> **INFORMATION GIVEN**
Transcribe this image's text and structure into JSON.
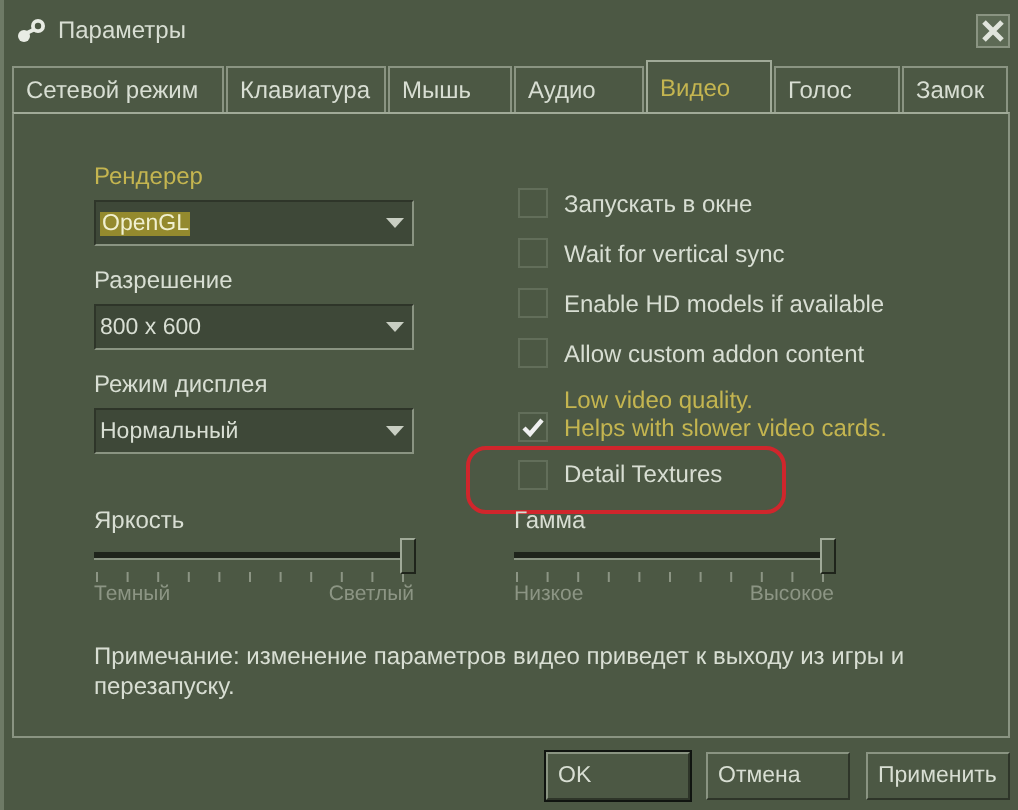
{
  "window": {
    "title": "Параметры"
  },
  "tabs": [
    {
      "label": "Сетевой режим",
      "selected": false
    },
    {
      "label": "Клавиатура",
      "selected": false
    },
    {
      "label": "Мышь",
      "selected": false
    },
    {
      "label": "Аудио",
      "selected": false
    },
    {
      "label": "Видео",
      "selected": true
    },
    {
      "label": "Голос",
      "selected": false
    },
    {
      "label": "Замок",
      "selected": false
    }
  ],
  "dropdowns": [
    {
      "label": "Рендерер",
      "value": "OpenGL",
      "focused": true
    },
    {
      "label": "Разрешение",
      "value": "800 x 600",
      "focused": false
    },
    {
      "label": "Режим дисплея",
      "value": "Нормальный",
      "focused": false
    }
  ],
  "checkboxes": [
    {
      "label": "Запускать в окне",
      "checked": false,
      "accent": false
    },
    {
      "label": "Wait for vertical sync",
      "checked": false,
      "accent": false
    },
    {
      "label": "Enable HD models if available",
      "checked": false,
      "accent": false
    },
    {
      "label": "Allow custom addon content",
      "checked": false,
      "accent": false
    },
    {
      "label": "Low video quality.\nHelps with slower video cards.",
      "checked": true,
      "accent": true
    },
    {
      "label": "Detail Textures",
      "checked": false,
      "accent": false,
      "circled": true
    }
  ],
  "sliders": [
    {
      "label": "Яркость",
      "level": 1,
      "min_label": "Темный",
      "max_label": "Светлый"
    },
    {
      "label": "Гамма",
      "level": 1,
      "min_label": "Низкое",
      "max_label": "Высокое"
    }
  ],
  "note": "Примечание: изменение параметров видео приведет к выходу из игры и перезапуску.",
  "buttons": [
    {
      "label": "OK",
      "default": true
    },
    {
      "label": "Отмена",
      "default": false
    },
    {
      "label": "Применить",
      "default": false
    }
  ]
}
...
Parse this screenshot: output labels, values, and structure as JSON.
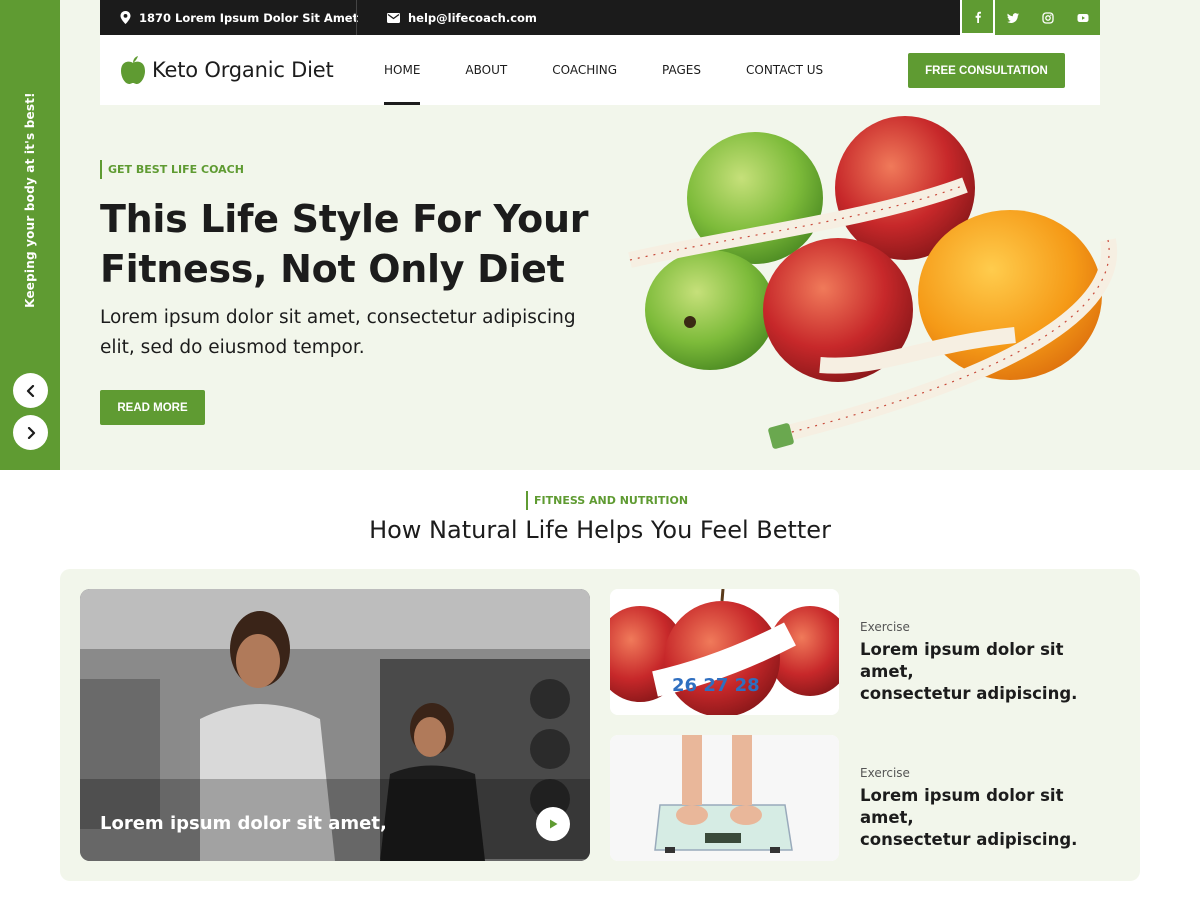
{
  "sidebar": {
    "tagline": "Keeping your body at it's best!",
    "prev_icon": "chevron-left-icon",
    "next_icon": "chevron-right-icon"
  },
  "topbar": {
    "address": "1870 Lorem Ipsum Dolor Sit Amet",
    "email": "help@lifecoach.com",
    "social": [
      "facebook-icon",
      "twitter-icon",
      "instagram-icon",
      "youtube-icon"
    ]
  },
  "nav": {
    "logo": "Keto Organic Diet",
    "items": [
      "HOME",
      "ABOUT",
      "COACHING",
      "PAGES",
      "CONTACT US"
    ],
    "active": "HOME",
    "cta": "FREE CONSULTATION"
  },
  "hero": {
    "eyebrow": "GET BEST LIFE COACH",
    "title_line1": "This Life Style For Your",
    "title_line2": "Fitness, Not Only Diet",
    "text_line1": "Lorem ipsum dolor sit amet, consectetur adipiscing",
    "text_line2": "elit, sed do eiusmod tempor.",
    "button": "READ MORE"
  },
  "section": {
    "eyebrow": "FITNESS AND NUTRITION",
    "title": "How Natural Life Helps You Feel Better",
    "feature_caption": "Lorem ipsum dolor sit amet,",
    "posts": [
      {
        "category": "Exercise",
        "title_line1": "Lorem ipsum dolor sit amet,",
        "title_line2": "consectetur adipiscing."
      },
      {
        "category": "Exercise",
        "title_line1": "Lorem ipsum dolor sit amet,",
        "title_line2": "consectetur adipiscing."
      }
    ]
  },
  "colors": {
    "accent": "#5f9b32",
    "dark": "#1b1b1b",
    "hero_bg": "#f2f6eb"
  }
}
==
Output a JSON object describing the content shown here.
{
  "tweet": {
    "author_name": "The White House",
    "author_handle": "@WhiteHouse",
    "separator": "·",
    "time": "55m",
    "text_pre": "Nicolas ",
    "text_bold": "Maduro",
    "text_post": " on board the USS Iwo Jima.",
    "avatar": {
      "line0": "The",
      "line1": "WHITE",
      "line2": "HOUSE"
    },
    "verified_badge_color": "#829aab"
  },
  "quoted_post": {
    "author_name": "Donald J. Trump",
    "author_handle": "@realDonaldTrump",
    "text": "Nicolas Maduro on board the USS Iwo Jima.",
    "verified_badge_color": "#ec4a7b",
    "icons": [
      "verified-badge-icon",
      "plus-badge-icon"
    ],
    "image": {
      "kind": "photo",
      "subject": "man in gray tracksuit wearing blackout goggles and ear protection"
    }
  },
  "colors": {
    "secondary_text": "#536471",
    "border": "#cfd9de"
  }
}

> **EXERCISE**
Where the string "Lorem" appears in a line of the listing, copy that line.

> **FINAL ANSWER**
    "address": "1870 Lorem Ipsum Dolor Sit Amet",
    "text_line1": "Lorem ipsum dolor sit amet, consectetur adipiscing",
    "feature_caption": "Lorem ipsum dolor sit amet,",
        "title_line1": "Lorem ipsum dolor sit amet,",
        "title_line1": "Lorem ipsum dolor sit amet,",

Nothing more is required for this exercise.